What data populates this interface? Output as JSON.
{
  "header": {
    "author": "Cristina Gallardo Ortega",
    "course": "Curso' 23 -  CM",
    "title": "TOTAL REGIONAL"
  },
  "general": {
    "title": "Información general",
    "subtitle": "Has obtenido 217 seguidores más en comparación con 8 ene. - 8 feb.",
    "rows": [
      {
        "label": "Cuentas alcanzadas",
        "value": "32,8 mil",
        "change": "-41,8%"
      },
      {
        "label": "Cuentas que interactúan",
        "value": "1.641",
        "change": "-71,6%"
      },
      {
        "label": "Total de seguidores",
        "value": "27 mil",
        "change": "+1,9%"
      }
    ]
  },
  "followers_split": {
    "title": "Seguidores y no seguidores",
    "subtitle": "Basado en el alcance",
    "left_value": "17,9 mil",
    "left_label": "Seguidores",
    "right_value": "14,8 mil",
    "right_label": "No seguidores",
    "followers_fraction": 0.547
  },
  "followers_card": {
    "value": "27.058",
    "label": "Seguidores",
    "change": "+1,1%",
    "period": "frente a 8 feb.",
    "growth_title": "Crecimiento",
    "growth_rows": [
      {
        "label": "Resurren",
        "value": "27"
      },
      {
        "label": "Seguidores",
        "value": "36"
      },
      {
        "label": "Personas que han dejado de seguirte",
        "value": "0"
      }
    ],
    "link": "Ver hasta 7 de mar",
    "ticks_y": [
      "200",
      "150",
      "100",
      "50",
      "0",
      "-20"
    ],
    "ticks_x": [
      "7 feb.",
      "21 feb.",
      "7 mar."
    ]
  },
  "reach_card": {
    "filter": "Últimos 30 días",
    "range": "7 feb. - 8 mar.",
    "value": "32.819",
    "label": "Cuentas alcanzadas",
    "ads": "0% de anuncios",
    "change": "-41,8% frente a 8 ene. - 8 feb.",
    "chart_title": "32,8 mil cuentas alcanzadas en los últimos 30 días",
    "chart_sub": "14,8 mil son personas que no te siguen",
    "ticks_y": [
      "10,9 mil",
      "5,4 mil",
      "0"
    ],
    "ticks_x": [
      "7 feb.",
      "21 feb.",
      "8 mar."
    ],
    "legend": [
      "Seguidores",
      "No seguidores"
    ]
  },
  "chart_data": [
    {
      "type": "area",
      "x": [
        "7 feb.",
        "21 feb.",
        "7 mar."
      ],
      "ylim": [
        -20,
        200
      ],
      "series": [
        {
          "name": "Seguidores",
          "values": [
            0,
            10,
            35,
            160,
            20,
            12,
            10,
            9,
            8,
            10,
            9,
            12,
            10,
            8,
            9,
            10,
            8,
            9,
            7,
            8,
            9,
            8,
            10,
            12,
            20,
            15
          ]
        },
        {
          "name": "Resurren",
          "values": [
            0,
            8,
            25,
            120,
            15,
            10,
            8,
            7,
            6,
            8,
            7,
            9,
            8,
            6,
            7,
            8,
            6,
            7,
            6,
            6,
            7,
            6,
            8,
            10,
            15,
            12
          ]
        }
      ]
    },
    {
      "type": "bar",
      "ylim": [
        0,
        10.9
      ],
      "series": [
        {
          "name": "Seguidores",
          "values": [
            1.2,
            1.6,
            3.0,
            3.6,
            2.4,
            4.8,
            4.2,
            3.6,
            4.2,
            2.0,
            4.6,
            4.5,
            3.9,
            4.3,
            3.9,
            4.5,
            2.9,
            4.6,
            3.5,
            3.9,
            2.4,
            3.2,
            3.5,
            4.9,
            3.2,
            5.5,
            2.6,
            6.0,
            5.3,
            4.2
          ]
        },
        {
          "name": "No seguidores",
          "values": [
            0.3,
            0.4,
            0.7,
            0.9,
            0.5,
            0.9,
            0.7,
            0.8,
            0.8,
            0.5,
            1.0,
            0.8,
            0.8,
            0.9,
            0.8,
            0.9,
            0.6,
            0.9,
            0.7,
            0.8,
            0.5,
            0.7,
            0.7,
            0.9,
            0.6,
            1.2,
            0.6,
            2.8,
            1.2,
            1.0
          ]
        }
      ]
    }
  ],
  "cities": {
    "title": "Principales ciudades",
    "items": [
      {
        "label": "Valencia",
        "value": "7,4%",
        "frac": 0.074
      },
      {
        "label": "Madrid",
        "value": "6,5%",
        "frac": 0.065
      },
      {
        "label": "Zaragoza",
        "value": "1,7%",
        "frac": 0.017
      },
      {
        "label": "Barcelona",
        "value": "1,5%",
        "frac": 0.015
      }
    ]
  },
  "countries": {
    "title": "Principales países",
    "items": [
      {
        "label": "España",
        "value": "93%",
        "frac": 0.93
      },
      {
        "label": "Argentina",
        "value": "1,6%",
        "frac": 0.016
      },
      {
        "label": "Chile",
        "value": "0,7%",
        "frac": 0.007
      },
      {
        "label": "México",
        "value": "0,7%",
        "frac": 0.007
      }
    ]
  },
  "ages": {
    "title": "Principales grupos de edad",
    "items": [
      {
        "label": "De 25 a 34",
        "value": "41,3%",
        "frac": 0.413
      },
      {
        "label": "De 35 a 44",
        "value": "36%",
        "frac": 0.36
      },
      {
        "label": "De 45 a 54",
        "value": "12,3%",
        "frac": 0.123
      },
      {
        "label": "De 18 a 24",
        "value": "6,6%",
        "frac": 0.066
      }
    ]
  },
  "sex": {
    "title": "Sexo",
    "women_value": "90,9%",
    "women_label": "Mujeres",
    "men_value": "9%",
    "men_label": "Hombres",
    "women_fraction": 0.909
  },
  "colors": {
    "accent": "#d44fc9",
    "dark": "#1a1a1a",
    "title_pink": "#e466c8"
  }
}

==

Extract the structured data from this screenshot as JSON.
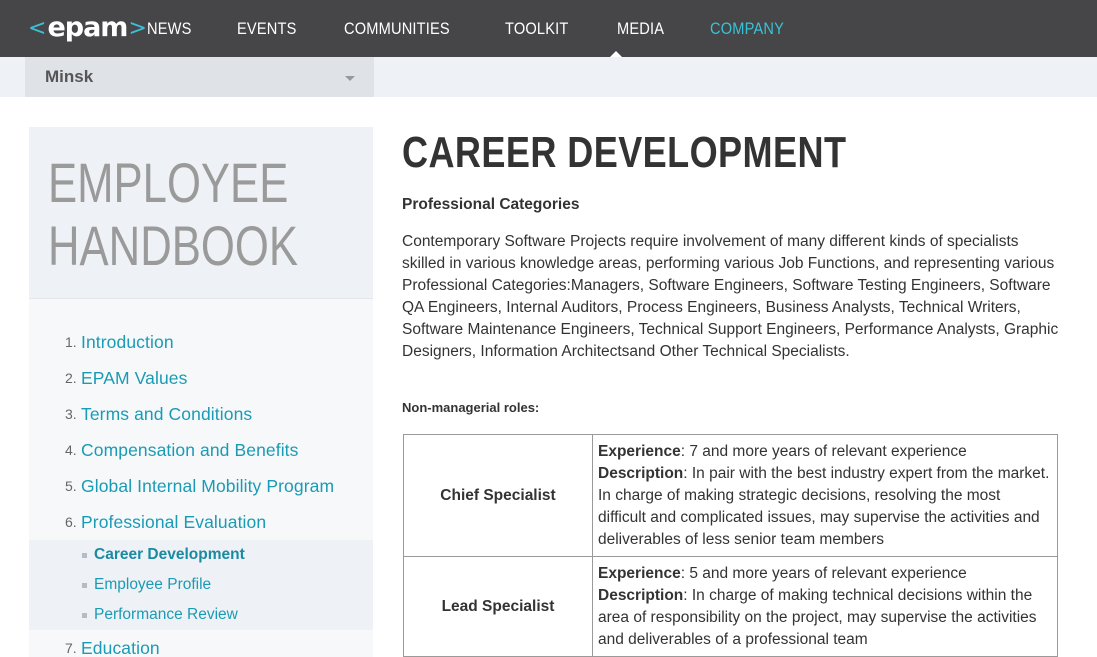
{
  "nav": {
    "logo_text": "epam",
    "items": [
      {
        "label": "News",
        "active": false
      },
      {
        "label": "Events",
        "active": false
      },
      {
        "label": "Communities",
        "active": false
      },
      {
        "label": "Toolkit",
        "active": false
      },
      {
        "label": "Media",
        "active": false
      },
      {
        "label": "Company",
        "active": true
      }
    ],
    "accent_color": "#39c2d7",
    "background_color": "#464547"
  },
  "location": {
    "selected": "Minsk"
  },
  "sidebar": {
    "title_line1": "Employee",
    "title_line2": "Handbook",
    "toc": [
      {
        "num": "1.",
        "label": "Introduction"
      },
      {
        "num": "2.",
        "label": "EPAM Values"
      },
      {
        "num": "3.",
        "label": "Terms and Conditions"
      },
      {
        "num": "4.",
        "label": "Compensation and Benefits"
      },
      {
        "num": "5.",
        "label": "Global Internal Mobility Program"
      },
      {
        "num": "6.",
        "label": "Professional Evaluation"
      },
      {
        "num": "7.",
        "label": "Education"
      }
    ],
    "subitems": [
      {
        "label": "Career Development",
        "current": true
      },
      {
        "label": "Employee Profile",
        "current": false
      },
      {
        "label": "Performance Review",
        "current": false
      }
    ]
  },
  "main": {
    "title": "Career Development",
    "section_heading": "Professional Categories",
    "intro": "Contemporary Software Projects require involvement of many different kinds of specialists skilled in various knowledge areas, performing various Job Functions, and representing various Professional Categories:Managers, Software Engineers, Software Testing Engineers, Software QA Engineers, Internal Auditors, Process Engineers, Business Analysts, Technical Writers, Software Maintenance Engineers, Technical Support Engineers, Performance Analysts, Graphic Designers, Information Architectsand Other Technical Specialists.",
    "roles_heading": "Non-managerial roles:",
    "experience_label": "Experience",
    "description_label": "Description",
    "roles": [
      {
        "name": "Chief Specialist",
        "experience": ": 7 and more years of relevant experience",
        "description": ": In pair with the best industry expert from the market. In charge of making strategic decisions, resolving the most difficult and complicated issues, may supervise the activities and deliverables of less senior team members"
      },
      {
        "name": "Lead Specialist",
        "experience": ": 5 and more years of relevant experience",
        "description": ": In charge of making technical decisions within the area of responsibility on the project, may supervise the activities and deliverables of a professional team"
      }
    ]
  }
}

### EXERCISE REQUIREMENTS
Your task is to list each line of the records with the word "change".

### THE ANSWER
        "change": "-41,8%"
        "change": "-71,6%"
        "change": "+1,9%"
    "change": "+1,1%",
    "change": "-41,8% frente a 8 ene. - 8 feb.",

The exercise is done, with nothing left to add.